And then they take him away and there is nothing I can do, nothing to fix, no one to pay to make this right. I talk to everyone, even the guy with leopard spots on one half of his body and tiger stripes on the other half. He’s not in handcuffs, so obviously he has done his time. I talk and talk and talk for three hours until they bring him back AND I RUN like the hounds of Hell are snapping at my heels. I run, thinking maybe I’ll pay the boatman and go myself. He doesn’t know me and needs to be cleaned up from the very messy business of surgery. So I slide down the wall and wait by the door. Someone will come get me.
So there I am, silently weeping at the door of the ICU. Dr. Really Good finds me and tells me that Darling had a fist sized hole in his intestines. He was septic and jaundiced. He’ll be in ICU for a while and then, maybe next week, he’ll go back in and do some more repairs. His blood pressure is too low for any pain medication so he is in horrific pain. So I call Father Michael to do the Anointing of the Sick because now Darling has a 40% chance of living through the night. He needs to get his blood pressure up before he can have any medication and I know for a fact that Father Michael showing up again is going to truly and sincerely piss him off. If I could have done it by myself, I would have. And I’ll probably have to tell Father Michael because
I’m the one who sees him all the time. And I’ll probably have to tell him about the River Styx stuff, too.
So he has more tubes than I have ever seen sticking out of one person. He needs dialysis because he was septic and the hole the size of a fist (which is a pretty big hole if you are talking in your gut) had “started going bad”…which is high tech medical talk for gangrene.
I grew up on a farm. I had children. I taught school where every day was wrought with some kind of injury. There isn’t a week that goes by that someone doesn’t turn up on my front porch with a little bald bird or a cat with a giant abscess or something wrong with this here dog. I patch critters up. Sometimes I’m better at it than others and sometimes I know I am lying to the kid with the little bird because I know it is too little to save. Sometimes I’m wrong and I end up hand feeding a batch of barn owls, knowing I know what to do. Before we were married, I used to stitch Mike up. Looking at his scars, I can tell that I was not as fearless as I pretended to be. Stitching up the person you love with nothing but a needle and some thread is harrowing work.

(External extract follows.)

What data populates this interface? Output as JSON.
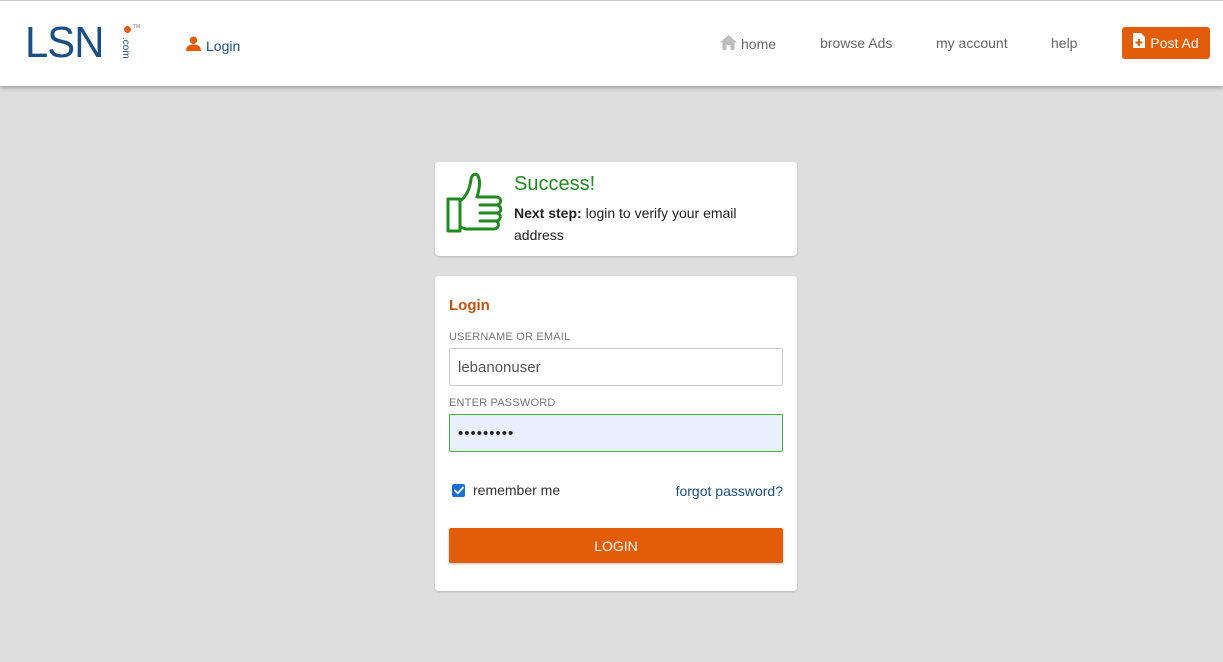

I know that 40% is a lot better than 30% if it is someone else. Or the lottery. Or Las Vegas.
For me and mine? I like numbers like 99%; phrases like “Oh, this is just a minor thingymabobbit” That was what I got when I had my rotator cuff fixed. Dr. Very Fine told me I’d be awake in time for my judge shows. Then the next thing I knew, I was home.
THAT’S WHAT I WANT OUT OF LIFE. I want all of it. I do not want some loser odds because that is for someone else. That is for some gangbanger or some junkie. God did not give me these blue eyes to cry with.
We left the hospital at midnight. It is 0500 right now. He is still alive. I’m keeping my money in my pocket just in case because I can think of nothing worse than waiting on the riverbank with nothing to pay the boatman.